  • Population control. It is important to neuter a female cat before she can have kittens herself. This happens very quickly depending on breed, time of year born and individual development. The first season usually occurs around six months but can be earlier. Queens can have up to three litters in a year.
  • Control of nuisance. Female cats will ‘call’ (come into season and be receptive to the male cat) regularly, about every three weeks during sexually active times of the year if they do not get pregnant. Having entire female cats in an area will attract entire males with the attendant problems of spraying, fighting and caterwauling.
  • Welfare issues. Unwanted kittens may not be cared for and are likely to suffer from various infectious diseases such as cat 'flu or worse. There are unlikely to be enough new homes available for them.

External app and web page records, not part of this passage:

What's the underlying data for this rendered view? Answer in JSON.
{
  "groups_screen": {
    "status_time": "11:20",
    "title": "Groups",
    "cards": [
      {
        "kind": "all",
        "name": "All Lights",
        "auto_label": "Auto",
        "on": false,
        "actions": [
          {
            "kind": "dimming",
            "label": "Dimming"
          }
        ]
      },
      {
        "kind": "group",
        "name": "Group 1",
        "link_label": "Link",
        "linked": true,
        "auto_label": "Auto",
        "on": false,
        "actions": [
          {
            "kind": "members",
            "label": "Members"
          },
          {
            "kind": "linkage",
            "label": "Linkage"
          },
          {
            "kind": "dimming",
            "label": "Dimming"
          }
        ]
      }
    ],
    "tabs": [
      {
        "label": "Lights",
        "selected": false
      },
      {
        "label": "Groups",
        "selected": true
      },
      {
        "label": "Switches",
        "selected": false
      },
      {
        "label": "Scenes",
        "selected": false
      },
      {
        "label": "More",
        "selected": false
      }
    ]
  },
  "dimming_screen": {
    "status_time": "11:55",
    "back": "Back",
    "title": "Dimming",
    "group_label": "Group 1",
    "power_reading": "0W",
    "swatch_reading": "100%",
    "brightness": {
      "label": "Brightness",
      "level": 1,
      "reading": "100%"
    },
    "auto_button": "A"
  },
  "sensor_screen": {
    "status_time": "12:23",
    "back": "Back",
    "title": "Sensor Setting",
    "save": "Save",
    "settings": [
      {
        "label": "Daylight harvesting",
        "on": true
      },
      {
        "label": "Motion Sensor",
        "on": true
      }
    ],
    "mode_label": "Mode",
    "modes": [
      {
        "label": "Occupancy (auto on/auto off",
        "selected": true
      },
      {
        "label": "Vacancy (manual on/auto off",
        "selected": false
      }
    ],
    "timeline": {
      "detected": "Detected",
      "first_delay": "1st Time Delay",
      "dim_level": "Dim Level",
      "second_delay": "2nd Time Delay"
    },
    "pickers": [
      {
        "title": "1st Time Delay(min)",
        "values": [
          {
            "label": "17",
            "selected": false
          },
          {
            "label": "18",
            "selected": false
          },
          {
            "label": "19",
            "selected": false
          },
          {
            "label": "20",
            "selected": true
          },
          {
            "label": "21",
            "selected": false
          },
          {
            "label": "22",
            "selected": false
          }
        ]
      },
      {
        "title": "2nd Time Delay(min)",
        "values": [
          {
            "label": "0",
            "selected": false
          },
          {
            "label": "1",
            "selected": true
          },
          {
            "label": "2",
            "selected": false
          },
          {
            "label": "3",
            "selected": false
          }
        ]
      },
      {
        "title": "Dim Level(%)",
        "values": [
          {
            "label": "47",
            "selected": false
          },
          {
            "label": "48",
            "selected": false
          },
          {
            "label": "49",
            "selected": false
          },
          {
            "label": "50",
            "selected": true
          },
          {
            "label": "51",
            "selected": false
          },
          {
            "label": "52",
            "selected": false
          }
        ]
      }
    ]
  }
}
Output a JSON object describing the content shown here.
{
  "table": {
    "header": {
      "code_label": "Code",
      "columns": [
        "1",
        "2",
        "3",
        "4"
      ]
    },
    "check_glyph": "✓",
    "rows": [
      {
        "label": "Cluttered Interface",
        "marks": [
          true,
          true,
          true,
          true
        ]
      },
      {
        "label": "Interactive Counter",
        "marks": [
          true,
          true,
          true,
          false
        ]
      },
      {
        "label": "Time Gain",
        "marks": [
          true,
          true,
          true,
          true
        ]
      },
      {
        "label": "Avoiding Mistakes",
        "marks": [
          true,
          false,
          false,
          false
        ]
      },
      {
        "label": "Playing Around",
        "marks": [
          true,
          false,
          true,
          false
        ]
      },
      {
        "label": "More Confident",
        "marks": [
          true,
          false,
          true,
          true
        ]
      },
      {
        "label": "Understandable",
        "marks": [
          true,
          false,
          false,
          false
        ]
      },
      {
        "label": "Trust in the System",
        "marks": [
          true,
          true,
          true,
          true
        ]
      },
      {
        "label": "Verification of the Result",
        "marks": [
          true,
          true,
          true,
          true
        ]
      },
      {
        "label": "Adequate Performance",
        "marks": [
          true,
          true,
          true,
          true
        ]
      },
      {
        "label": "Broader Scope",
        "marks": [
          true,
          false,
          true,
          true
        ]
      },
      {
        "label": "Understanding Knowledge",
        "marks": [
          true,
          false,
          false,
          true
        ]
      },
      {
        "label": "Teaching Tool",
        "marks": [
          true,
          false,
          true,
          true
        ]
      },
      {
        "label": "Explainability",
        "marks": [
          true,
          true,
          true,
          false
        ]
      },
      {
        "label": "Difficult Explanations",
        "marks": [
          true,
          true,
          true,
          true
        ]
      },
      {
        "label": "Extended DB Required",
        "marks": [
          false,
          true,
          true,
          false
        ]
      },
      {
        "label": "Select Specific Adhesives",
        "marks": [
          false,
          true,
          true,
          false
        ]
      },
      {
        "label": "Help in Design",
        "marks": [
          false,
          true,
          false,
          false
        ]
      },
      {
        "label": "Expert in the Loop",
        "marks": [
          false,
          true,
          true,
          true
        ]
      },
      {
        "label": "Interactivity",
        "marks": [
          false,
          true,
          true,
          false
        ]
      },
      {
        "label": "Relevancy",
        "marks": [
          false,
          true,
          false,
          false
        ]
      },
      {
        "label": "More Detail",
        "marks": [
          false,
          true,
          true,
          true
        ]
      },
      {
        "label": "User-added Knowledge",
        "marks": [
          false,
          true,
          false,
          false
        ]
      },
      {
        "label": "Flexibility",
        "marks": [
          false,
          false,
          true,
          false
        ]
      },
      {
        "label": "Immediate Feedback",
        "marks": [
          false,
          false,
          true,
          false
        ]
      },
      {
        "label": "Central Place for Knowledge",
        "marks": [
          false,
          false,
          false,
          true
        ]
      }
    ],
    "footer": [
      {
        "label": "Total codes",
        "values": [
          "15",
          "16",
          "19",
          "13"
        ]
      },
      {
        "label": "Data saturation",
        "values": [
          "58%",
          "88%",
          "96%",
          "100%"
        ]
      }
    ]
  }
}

  • Health issues. Female cats which are not neutered are more likely to suffer from pyometra (infection of the womb) later in life and with mammary tumours. Queens with infectious diseases may pass these on to their kittens. Pregnancy and birth are also not without risk.
  • Wildlife issues. Cats with kittens will hunt more actively and if they are not being fed will need to catch more wildlife to feed their kittens. 

Reasons for neutering male cats

  • Control of nuisance. Unneutered male cats are likely to stray over a large area, will mark their territory with a very pungent spray and are much more likely to fight - with attendant noise nuisance.
  • Health issues. Fighting males are much more likely to spread diseases such as FIV and FeLV to other cats. They are also likely to suffer from fight injuries such as abscesses. Because they wander over a large area they are also at greater risk of suffering road traffic accidents.
  • Pet issues. Unneutered male cats will wander from home and may not return. They may also spray inside the home and may be aggressive to their owners. Therefore it is desirable to neuter kittens early enough to ensure that the above problems are prevented. Most people do not want to live with an unneutered male cat.
  • Population control. Obviously male cats do not have kittens themselves and it only takes one male in an area to make lots of female cats pregnant, so neutering a female cat makes a great deal more difference to limiting numbers, but it all helps!